What has become clear to me is that many of those with “The Beyonce Syndrome” don’t know that they have it. It is so deeply ingrained in their sub-conscience that they don’t realize it. That makes it even worse. That is like a child who doesn’t feel pain - they have to be monitored closely because they may kill themselves. They tend to dive into situations (literally and figuratively) because they can’t feel pain. When someone has behaviors, beliefs, and conditions that are causing them harm and they either can’t or refuse to acknowledge the problem…it makes it worse. It’s the same thing that makes drug addicts such a danger to themselves - denial, denial, denial. They are often unaware of how bad things really are.

What we have now are black women who are diving in head first into a relationship culture that devalues them. I have covered this before in “Black women & The Race to The Bottom”.

Writer Kerri Herndon gives some insight on the thinking of women who find these men and this lifestyle attractive.

So what has been the result of “The Beyonce Syndrome”? Besides the continued high rate of out of wedlock births, households without a good father, sky high crime rates in inner cities, and a culture of violence and criminality, we have young women of color who have not only embraced the Beyonce value system, but have become agents for those who abuse them. Listen to this recent NPR report on the domestic violence case involving the performer Rihanna (reluctant to call her a singer…because well… she can’t sing). The story is disturbing, but it didn’t surprise me at all. It supports everything that I have been saying over the past several years. After the beating… (just as I had predicted) Chris Brown is more popular than ever and the women crave him even more. I can recall one video clip where Brown was romancing a 16 year old girl on stage (not long after the beating)…. Makes you wonder what kind of mother would allow that…because you know what kind of message it sends. Horrible. I know one thing for damn sure…. that kind of mother will not birth my children. No chance!
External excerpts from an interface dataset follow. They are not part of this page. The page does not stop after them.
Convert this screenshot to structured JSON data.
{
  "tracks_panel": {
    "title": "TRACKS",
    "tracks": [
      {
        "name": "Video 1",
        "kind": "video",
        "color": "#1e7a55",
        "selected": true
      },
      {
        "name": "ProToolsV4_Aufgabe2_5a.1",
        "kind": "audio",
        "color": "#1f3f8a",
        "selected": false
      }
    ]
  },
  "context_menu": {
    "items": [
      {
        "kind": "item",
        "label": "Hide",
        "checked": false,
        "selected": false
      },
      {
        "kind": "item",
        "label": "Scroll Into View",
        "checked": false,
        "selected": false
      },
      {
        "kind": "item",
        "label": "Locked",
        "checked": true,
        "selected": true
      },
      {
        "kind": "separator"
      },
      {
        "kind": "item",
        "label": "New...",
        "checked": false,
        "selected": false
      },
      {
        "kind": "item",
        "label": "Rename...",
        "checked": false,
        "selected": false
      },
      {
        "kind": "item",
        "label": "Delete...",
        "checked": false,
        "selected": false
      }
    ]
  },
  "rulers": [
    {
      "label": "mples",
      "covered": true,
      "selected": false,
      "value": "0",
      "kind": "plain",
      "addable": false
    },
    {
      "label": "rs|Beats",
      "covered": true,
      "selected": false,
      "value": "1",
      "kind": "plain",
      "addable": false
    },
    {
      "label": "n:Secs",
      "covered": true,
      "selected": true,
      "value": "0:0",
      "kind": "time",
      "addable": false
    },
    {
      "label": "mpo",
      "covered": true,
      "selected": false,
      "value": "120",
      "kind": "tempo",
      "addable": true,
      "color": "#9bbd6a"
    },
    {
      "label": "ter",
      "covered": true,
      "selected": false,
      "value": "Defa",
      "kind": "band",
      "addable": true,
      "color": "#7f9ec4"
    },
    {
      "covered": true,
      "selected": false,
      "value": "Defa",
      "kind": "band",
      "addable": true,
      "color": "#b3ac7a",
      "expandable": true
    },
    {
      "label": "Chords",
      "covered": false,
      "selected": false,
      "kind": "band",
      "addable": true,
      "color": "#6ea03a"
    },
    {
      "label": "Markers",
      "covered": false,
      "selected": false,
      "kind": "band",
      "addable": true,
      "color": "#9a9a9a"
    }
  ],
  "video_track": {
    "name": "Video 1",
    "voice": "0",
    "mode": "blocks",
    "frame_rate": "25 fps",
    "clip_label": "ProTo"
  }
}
BTW, Gina McCauley completely missed the elephant in the room in her comments in the NPR story. She spends the segment trying to come up with a way to blame Black men for the behavior of black women/girls, the mothers of black women/girls, and the entertainers who act recklessly when it comes to their responsibility as role models for young women.

What is it about the social DNA of Black women/women of color that makes them more susceptible to this madness? I understand socio-economic disadvantage… but that can’t explain it all. When will people admit that this is a problem?

Youtube Links:


Black woman admits

Thug Appeal

No Comments

I just don't have the time to police ignorant comments.